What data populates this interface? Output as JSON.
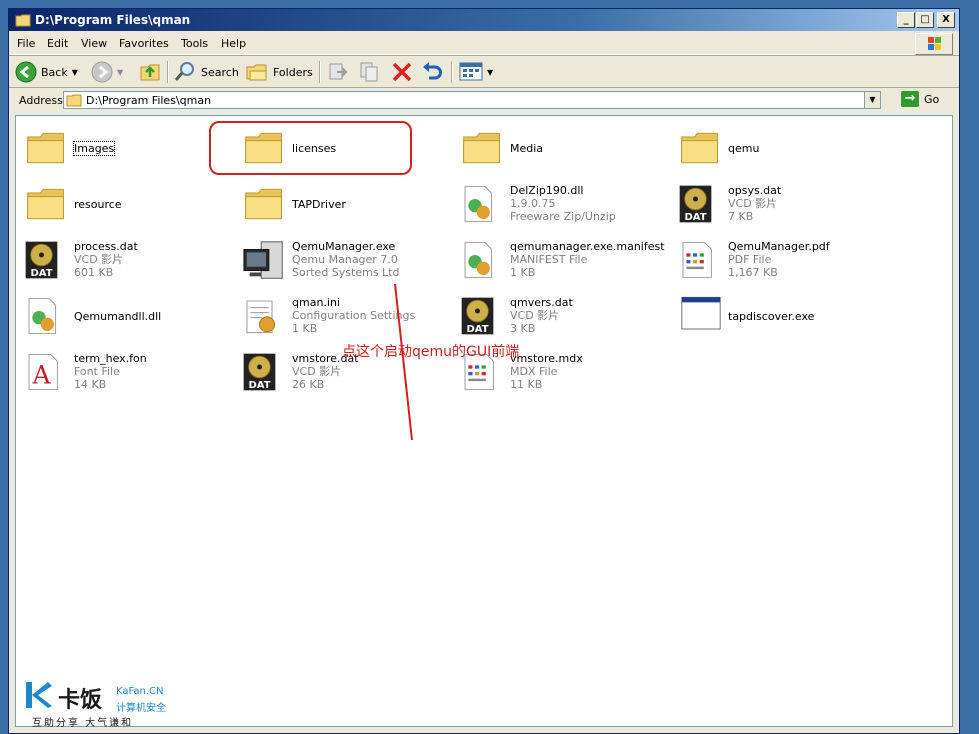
{
  "window": {
    "title": "D:\\Program Files\\qman",
    "controls": {
      "minimize": "_",
      "maximize": "□",
      "close": "X"
    }
  },
  "menu": {
    "file": "File",
    "edit": "Edit",
    "view": "View",
    "favorites": "Favorites",
    "tools": "Tools",
    "help": "Help"
  },
  "toolbar": {
    "back": "Back",
    "search": "Search",
    "folders": "Folders"
  },
  "address": {
    "label": "Address",
    "value": "D:\\Program Files\\qman",
    "go": "Go"
  },
  "files": [
    {
      "name": "Images",
      "icon": "folder-icon"
    },
    {
      "name": "licenses",
      "icon": "folder-icon"
    },
    {
      "name": "Media",
      "icon": "folder-icon"
    },
    {
      "name": "qemu",
      "icon": "folder-icon"
    },
    {
      "name": "resource",
      "icon": "folder-icon"
    },
    {
      "name": "TAPDriver",
      "icon": "folder-icon"
    },
    {
      "name": "DelZip190.dll",
      "line2": "1.9.0.75",
      "line3": "Freeware Zip/Unzip",
      "icon": "dll-icon"
    },
    {
      "name": "opsys.dat",
      "line2": "VCD 影片",
      "line3": "7 KB",
      "icon": "dat-icon"
    },
    {
      "name": "process.dat",
      "line2": "VCD 影片",
      "line3": "601 KB",
      "icon": "dat-icon"
    },
    {
      "name": "QemuManager.exe",
      "line2": "Qemu Manager 7.0",
      "line3": "Sorted Systems Ltd",
      "icon": "qemu-manager-icon"
    },
    {
      "name": "qemumanager.exe.manifest",
      "line2": "MANIFEST File",
      "line3": "1 KB",
      "icon": "settings-file-icon"
    },
    {
      "name": "QemuManager.pdf",
      "line2": "PDF File",
      "line3": "1,167 KB",
      "icon": "document-icon"
    },
    {
      "name": "Qemumandll.dll",
      "icon": "dll-icon"
    },
    {
      "name": "qman.ini",
      "line2": "Configuration Settings",
      "line3": "1 KB",
      "icon": "ini-icon"
    },
    {
      "name": "qmvers.dat",
      "line2": "VCD 影片",
      "line3": "3 KB",
      "icon": "dat-icon"
    },
    {
      "name": "tapdiscover.exe",
      "icon": "exe-window-icon"
    },
    {
      "name": "term_hex.fon",
      "line2": "Font File",
      "line3": "14 KB",
      "icon": "font-icon"
    },
    {
      "name": "vmstore.dat",
      "line2": "VCD 影片",
      "line3": "26 KB",
      "icon": "dat-icon"
    },
    {
      "name": "vmstore.mdx",
      "line2": "MDX File",
      "line3": "11 KB",
      "icon": "document-icon"
    }
  ],
  "annotation": {
    "text": "点这个启动qemu的GUI前端",
    "color": "#cc1f1f"
  },
  "watermark": {
    "brand": "卡饭",
    "site": "KaFan.CN",
    "subtitle": "计算机安全",
    "slogan": "互助分享  大气谦和"
  },
  "colors": {
    "desktop": "#3a6ea5",
    "titlebar": "#0a246a",
    "chrome": "#ece9d8",
    "folder": "#f5d875"
  }
}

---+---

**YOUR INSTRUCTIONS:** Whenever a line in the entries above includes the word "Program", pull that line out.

**SOLVED EXERCISE:**
    "title": "D:\\Program Files\\qman",
    "value": "D:\\Program Files\\qman",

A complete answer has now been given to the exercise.